● **TASK OBJECTIVE**:
Each record that follows is to be duplicated exactly, though its pictures are not.

● **DATA EXCERPTS**:
= = =
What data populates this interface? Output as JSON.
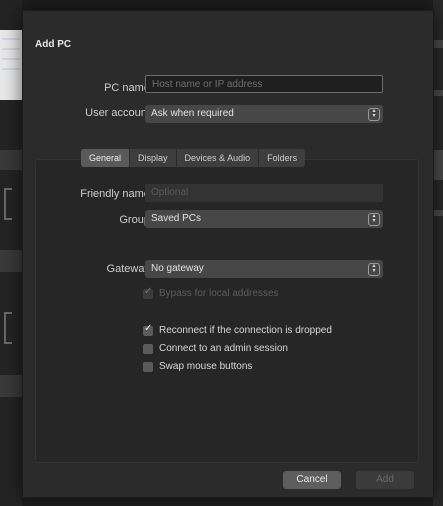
{
  "dialog": {
    "title": "Add PC",
    "pc_name": {
      "label": "PC name:",
      "placeholder": "Host name or IP address"
    },
    "user_account": {
      "label": "User account:",
      "value": "Ask when required"
    },
    "tabs": [
      {
        "label": "General",
        "active": true
      },
      {
        "label": "Display",
        "active": false
      },
      {
        "label": "Devices & Audio",
        "active": false
      },
      {
        "label": "Folders",
        "active": false
      }
    ],
    "friendly_name": {
      "label": "Friendly name:",
      "placeholder": "Optional"
    },
    "group": {
      "label": "Group:",
      "value": "Saved PCs"
    },
    "gateway": {
      "label": "Gateway:",
      "value": "No gateway"
    },
    "checkboxes": {
      "bypass": {
        "label": "Bypass for local addresses",
        "checked": true,
        "enabled": false
      },
      "reconnect": {
        "label": "Reconnect if the connection is dropped",
        "checked": true,
        "enabled": true
      },
      "admin": {
        "label": "Connect to an admin session",
        "checked": false,
        "enabled": true
      },
      "swap": {
        "label": "Swap mouse buttons",
        "checked": false,
        "enabled": true
      }
    },
    "buttons": {
      "cancel": "Cancel",
      "add": "Add"
    }
  }
}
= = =
● **RESPONSE AREA**:
What data populates this interface? Output as JSON.
{
  "dialog": {
    "title": "Add PC",
    "pc_name": {
      "label": "PC name:",
      "placeholder": "Host name or IP address"
    },
    "user_account": {
      "label": "User account:",
      "value": "Ask when required"
    },
    "tabs": [
      {
        "label": "General",
        "active": true
      },
      {
        "label": "Display",
        "active": false
      },
      {
        "label": "Devices & Audio",
        "active": false
      },
      {
        "label": "Folders",
        "active": false
      }
    ],
    "friendly_name": {
      "label": "Friendly name:",
      "placeholder": "Optional"
    },
    "group": {
      "label": "Group:",
      "value": "Saved PCs"
    },
    "gateway": {
      "label": "Gateway:",
      "value": "No gateway"
    },
    "checkboxes": {
      "bypass": {
        "label": "Bypass for local addresses",
        "checked": true,
        "enabled": false
      },
      "reconnect": {
        "label": "Reconnect if the connection is dropped",
        "checked": true,
        "enabled": true
      },
      "admin": {
        "label": "Connect to an admin session",
        "checked": false,
        "enabled": true
      },
      "swap": {
        "label": "Swap mouse buttons",
        "checked": false,
        "enabled": true
      }
    },
    "buttons": {
      "cancel": "Cancel",
      "add": "Add"
    }
  }
}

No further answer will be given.